EXERCISE DETAILS.
One line at a time, check the entries below for the word "location", and copy each line that has it.

### RECORDS PROVIDED ###

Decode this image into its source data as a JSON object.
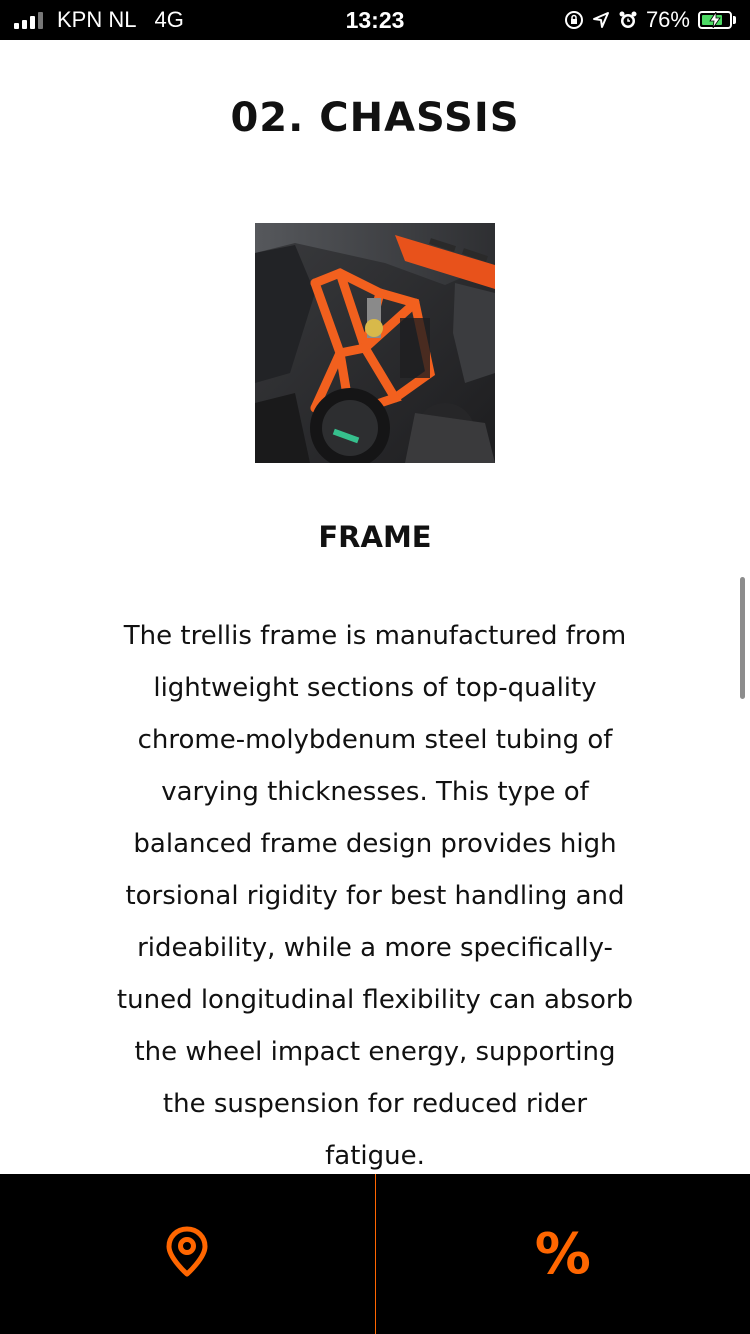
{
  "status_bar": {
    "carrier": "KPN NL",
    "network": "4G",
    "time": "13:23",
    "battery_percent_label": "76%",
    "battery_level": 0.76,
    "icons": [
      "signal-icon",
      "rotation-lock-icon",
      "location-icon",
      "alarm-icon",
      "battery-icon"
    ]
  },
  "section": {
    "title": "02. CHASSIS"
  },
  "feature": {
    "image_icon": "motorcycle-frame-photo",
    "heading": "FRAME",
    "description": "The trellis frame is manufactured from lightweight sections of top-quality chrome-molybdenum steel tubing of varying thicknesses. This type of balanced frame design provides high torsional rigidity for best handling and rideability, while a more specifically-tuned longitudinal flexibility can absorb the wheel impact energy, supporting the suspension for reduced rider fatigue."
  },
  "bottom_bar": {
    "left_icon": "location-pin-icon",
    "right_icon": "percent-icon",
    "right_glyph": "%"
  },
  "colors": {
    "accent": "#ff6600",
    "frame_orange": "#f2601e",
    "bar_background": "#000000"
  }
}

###

ANSWER BOX.
      "location-icon",
    "left_icon": "location-pin-icon",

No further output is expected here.